_Assigned task_.
Scan the entries below and say how many lines contain "JSON". Write only the number.

_Given records_.
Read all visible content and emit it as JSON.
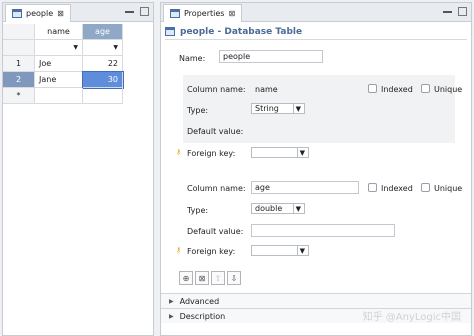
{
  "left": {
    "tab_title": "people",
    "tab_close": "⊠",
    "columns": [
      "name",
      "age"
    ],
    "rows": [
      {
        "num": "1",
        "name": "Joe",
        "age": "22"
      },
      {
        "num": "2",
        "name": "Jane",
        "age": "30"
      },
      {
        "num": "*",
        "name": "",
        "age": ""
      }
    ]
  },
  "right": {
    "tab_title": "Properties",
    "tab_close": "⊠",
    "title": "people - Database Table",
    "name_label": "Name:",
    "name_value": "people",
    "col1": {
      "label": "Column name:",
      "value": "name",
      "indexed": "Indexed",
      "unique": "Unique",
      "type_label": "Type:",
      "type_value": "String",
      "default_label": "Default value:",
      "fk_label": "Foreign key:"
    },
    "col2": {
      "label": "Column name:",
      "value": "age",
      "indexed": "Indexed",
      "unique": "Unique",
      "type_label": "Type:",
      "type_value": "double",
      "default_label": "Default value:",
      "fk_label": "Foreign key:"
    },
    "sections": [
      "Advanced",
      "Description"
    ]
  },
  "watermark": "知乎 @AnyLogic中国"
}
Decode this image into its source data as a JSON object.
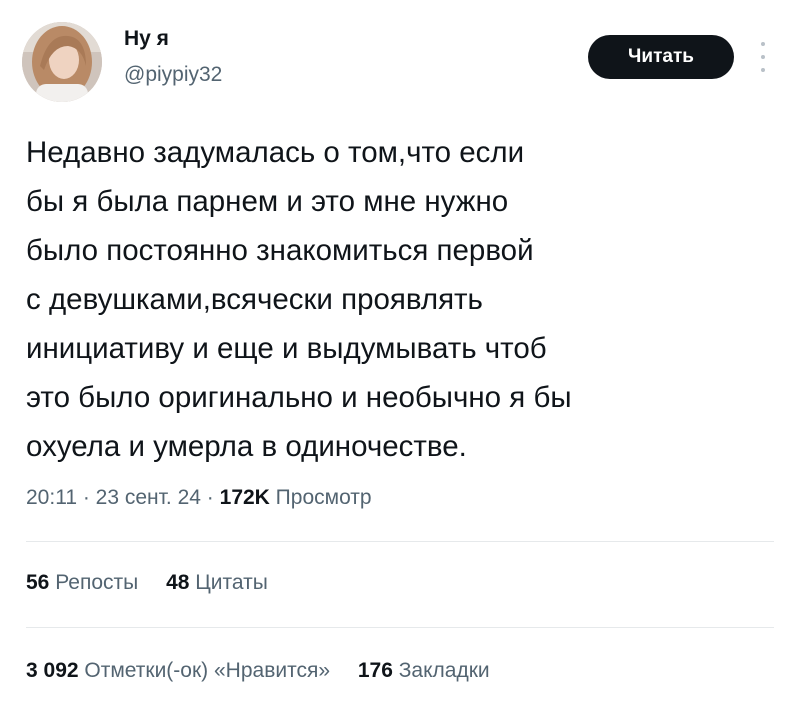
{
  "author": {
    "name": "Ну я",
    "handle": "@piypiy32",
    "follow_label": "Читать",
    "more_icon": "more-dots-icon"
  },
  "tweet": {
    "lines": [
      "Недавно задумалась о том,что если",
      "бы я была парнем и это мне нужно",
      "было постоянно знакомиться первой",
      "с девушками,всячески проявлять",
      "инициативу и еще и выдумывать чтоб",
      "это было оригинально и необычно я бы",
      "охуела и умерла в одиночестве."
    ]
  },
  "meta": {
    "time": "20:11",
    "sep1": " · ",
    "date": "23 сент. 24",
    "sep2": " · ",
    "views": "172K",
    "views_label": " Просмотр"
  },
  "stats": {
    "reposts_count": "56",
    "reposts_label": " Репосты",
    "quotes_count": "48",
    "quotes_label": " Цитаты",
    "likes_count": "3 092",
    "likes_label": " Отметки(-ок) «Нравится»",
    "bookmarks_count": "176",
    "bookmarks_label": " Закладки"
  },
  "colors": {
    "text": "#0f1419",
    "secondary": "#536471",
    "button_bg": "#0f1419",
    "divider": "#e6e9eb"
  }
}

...

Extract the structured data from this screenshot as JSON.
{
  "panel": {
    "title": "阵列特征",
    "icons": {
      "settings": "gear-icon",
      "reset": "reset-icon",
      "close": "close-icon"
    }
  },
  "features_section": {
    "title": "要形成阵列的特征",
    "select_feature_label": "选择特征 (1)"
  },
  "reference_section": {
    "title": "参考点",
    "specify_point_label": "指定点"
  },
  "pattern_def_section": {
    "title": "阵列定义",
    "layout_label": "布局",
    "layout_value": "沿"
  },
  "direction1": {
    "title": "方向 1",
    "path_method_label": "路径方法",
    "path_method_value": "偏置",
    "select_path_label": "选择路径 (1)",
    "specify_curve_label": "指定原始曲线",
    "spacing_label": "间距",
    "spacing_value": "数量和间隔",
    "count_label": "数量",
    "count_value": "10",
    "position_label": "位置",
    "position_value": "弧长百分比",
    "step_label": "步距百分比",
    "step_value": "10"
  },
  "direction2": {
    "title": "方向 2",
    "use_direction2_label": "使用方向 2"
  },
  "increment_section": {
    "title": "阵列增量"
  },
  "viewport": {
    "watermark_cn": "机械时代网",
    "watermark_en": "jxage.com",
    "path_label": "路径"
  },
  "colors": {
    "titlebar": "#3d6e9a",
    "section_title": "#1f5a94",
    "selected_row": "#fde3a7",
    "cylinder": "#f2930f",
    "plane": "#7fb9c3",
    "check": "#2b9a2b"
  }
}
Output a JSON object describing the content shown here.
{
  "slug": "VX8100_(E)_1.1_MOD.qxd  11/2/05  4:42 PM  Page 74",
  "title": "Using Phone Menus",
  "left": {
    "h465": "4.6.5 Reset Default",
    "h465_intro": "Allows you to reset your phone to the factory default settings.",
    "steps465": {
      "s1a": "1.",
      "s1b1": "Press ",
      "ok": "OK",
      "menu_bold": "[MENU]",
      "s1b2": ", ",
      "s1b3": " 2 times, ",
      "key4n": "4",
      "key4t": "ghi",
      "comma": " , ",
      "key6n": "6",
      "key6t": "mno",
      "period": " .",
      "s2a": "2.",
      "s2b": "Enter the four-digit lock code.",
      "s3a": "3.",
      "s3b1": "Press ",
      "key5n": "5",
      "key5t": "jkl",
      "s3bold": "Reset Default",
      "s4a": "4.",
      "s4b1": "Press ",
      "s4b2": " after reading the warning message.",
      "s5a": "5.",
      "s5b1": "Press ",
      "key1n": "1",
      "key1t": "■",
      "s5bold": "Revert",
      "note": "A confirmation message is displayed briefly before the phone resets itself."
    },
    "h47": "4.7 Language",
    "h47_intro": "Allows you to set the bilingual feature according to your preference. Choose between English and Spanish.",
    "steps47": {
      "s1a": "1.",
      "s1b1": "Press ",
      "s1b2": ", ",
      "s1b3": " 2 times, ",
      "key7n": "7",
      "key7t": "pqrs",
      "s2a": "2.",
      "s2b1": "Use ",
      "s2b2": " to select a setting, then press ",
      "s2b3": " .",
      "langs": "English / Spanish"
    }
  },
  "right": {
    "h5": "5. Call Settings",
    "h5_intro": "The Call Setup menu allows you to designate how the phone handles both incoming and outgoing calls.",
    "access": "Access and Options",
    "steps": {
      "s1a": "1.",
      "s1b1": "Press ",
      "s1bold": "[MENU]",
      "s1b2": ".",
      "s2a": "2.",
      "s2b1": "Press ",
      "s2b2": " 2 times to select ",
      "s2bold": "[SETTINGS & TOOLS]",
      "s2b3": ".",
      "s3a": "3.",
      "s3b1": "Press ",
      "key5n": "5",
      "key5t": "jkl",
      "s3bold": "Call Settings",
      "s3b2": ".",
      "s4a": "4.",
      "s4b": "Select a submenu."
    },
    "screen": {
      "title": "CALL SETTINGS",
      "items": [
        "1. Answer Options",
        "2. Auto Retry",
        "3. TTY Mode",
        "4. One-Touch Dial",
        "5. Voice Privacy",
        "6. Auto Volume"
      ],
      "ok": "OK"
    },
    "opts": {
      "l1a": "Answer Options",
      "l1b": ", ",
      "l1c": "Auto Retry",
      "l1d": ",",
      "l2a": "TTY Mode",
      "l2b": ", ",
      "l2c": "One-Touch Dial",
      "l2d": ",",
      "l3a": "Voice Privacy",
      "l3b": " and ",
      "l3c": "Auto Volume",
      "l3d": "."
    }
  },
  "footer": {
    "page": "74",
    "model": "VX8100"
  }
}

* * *

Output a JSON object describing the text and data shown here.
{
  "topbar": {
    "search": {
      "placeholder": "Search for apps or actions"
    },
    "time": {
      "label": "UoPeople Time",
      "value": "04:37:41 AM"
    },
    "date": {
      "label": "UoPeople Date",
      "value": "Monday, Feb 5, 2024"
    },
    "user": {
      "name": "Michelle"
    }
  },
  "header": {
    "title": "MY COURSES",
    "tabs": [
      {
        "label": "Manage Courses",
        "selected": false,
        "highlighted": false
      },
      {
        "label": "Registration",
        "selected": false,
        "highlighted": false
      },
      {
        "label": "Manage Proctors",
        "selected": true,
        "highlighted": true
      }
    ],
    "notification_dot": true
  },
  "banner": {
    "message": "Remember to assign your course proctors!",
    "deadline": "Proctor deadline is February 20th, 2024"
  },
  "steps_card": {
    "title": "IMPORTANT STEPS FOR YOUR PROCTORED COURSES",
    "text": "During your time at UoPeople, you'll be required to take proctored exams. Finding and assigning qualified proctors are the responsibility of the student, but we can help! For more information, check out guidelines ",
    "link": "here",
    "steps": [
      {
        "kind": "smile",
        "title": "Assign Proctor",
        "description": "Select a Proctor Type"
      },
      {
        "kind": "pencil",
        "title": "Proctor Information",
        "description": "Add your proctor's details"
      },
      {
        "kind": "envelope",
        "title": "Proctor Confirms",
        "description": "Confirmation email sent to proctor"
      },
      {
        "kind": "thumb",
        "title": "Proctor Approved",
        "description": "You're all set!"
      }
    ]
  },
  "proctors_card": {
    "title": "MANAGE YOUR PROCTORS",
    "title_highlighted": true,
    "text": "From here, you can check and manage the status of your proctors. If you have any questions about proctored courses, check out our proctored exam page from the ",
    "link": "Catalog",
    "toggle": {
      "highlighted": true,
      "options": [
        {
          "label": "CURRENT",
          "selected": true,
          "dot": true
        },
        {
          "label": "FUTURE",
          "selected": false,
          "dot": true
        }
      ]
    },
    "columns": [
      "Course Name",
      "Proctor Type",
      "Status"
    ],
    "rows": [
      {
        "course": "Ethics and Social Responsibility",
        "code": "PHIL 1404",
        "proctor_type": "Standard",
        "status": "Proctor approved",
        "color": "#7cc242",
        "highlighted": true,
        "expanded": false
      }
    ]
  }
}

_Response for this exercise_.
5